So these are some of the current practices I’ve got going on and some of the plans for this year. I’m hoping to hear from some of you–tell me what you are planning, dreaming, and working to bring forth this year!
I hope this demonstrates that you really can “grow where you are planted” and even if that growth doesn’t include land of your own, there are still a lot of wonderful things you can do to live in line with the earth. The best thing of all is that everything I’ve outlined above is manageable and enjoyable!
We’ve done a lot of these in our rental houses. Thanks for the reminder about the humanure composting toilet. As we look for houses to buy, we keep finding ones with not enough bathrooms, but given my very old intention of having a humanure setup once we move, that’s probably why! Too funny how the Universe answers our requests, even when we’ve forgotten we made them. 🙂
Oh yes!

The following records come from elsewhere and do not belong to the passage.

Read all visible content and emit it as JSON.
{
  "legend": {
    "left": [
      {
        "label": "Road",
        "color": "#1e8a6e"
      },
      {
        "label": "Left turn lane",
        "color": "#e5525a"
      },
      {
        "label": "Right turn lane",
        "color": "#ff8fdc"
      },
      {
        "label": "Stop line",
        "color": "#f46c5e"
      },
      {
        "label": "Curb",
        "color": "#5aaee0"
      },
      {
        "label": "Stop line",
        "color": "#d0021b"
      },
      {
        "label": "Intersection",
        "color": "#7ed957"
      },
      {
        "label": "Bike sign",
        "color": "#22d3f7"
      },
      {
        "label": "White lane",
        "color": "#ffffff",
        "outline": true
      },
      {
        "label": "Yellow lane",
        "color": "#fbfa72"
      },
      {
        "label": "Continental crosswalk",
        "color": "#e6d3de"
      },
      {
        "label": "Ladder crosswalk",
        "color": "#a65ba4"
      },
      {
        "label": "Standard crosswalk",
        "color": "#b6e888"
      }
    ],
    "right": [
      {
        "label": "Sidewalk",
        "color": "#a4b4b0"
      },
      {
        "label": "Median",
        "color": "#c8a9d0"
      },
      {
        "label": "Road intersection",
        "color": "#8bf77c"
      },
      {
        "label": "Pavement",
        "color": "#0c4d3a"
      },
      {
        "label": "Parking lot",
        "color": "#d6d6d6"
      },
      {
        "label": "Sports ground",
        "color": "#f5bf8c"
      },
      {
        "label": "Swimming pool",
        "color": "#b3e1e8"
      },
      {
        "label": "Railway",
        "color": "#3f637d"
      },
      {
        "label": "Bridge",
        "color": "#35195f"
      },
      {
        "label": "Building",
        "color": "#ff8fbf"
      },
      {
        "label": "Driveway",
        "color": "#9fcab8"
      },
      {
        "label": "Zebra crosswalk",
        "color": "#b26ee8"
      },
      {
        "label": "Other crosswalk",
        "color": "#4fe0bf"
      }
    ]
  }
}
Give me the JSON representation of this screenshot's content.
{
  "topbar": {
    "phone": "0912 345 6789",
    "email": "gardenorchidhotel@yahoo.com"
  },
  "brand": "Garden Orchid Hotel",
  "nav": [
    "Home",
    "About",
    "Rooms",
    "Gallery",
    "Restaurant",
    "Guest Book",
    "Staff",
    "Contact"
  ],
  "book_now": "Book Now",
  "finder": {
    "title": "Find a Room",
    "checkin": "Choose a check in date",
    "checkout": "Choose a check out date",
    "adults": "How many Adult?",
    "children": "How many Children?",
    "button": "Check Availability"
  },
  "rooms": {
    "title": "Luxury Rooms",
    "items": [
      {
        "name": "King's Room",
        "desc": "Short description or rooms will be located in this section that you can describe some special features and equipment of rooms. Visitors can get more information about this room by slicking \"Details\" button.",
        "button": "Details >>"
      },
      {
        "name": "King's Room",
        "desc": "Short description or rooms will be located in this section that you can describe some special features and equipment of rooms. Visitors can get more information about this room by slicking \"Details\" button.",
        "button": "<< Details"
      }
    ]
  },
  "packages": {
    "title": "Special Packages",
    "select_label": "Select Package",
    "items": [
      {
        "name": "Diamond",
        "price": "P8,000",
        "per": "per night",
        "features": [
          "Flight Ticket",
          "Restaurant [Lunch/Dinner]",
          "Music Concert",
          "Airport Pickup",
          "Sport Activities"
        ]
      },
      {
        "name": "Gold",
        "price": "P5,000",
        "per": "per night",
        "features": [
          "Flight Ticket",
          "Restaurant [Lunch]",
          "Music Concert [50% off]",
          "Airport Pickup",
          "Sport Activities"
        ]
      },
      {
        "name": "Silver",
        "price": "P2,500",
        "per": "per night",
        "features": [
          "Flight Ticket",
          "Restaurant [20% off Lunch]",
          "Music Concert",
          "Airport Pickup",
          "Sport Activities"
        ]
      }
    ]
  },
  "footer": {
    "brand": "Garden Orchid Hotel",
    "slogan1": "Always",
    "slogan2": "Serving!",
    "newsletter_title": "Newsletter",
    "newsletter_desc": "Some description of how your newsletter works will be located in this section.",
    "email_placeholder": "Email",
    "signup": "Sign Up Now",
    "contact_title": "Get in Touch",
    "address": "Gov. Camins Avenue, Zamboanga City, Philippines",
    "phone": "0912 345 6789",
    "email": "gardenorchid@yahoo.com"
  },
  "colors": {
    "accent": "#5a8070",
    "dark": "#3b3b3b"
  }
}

The compost toilet solves all kinds of bathroom issues :). I’m so glad it was helpful to you!
Reblogged this on Rattiesforeverworldpresscom.
Thanks so much for the reblog 🙂
I was so glad to read about your syrup adventure. I have been wanting to try that with a big leaf maple behind my house. I am not sure if it’s too late now, and I still need to find a burner without spending a lot. But your post makes me want to get on it with more enthusiasm and just do it!
Karin, it is a lot of fun! Big Leaf Maple has a sugar content of 1-4% (depending on the tree and the time in the season), so it would certainly work! I burned my first batch but my second batch came out great (really watch that pot the last two or so hours!)
What kind of compost tumbler do you have? I was going to try out a smallish plastic two-compartment tumbling style from Gardeners.com, but I haven’t seen that bigger, metal one.
I plan on studying permaculture. I don’t know much about it. I’ve been studying gardening, and I’m making headway with that. I grew a few herbs last year, and this year I’ll be adding more along with some vegetables 🙂.
I’ve never heard of seed balls before. How do you make them? I have seen some areas where I live that could use some
Hi! I have a post on how to make seed balls here: https://druidgarden.wordpress.com/2016/01/22/making-seed-balls-and-scattering-seeds-for-wildtending/
They are super easy and fun to make. Enjoy! 🙂